Options used are:
--connect Takes jdbc url and connects with the database provided in the url
--username Username to connect to database
--password Password for the user
--table Source table from which data need to import
-m number of mappers to launch in parallel
--split-by split the mappers based on this column
--target-dir Stores the imported data into this directory
--fields-terminated-by Imported data is delimted with this.
So, just using simple Sqoop command we have imported data from database to HDFS. Similarly we could load directly to Hive and Hbase. The above command launced two mappers as we specified –m option to 2. So, it takes column specified in –split-by option and divides the data between the mappers.
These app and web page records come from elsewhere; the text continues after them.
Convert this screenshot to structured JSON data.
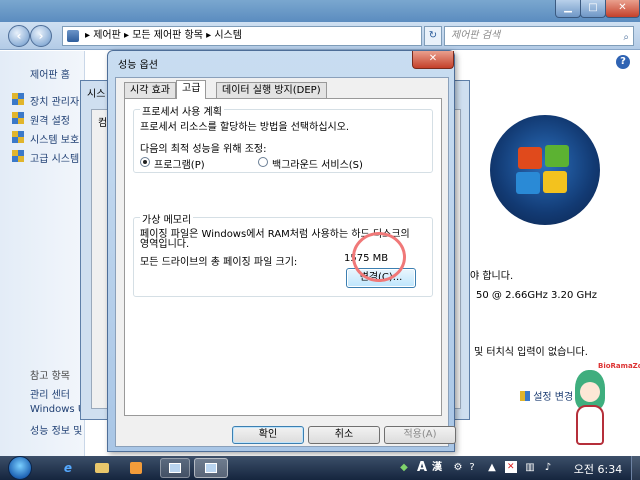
{
  "explorer": {
    "breadcrumb": [
      "제어판",
      "모든 제어판 항목",
      "시스템"
    ],
    "search_placeholder": "제어판 검색",
    "left_nav": {
      "home": "제어판 홈",
      "items": [
        "장치 관리자",
        "원격 설정",
        "시스템 보호",
        "고급 시스템"
      ],
      "see_also_header": "참고 항목",
      "see_also": [
        "관리 센터",
        "Windows Up",
        "성능 정보 및"
      ]
    },
    "right": {
      "activate_text": "l져야 합니다.",
      "cpu_text": "50 @ 2.66GHz  3.20 GHz",
      "pen_text": "및 터치식 입력이 없습니다.",
      "change_settings": "설정 변경"
    },
    "mascot_tag": "BioRamaZone"
  },
  "sysprop_dialog": {
    "tab_stub": "시스",
    "inner_stub": "컴"
  },
  "perf_dialog": {
    "title": "성능 옵션",
    "close_label": "✕",
    "tabs": [
      "시각 효과",
      "고급",
      "데이터 실행 방지(DEP)"
    ],
    "active_tab": "고급",
    "processor_group": {
      "title": "프로세서 사용 계획",
      "description": "프로세서 리소스를 할당하는 방법을 선택하십시오.",
      "optimize_label": "다음의 최적 성능을 위해 조정:",
      "options": [
        "프로그램(P)",
        "백그라운드 서비스(S)"
      ],
      "selected": "프로그램(P)"
    },
    "vm_group": {
      "title": "가상 메모리",
      "description_line1": "페이징 파일은 Windows에서 RAM처럼 사용하는 하드 디스크의",
      "description_line2": "영역입니다.",
      "total_label": "모든 드라이브의 총 페이징 파일 크기:",
      "total_value": "1575 MB",
      "change_button": "변경(C)..."
    },
    "buttons": {
      "ok": "확인",
      "cancel": "취소",
      "apply": "적용(A)"
    }
  },
  "taskbar": {
    "tray_ime_a": "A",
    "tray_ime_han": "漢",
    "clock": "오전 6:34"
  }
}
That’s how it achieves parallelism.
We could use --direct option, to fasten the import process.
We need use --incremental option, if the data import is incremental. So the Sqoop job fetches the records, which are greater than the value specified in the --last-value for the column specified in the –check-column option.
$ hadoop fs -cat /tmp/customer_info/*|cat -v 5483453457^AAlex^AMadd^ASt 1,NY^AMale^A7656545677^Aalex.email@example.com 5483453457^AAlex^AMadd^ASt 1,NY^AMale^A7656545679^Aalex.firstname.lastname@example.org 5234453455^AAlen^AWail^ASt 1,NY^AMale^A7653643677^Aalen.email@example.com 5456753457^AMaddy^Acar^ASt 1,NY^AMale^A7656346377^Amaddy.firstname.lastname@example.org 5483643456^AJosh^AEddie^ASt 1,NY^AMale^A7656523457^Ajosh.email@example.com 5233445457^ABill^AKarls^ASt 1,NY^AMale^A8326545677^Abill.firstname.lastname@example.org 6583453437^AMax^ARodger^ASt 1,NY^AMale^A76565455657^Amax.email@example.com 7433453354^ARodger^Afur^ASt 1,NY^AMale^A7656545677^Arodger.firstname.lastname@example.org
To conclude, Sqoop helps in transferring bulk data between RDBMS systems and Distributed Systems very optimally. It reduces the unnecessary efforts of the developers in coding and maintaining the code. As Sqoop transfers the data in parallel, the data transfer is also very fast. Because of its contributors and support, Sqoop helps very much in the Hadoop world.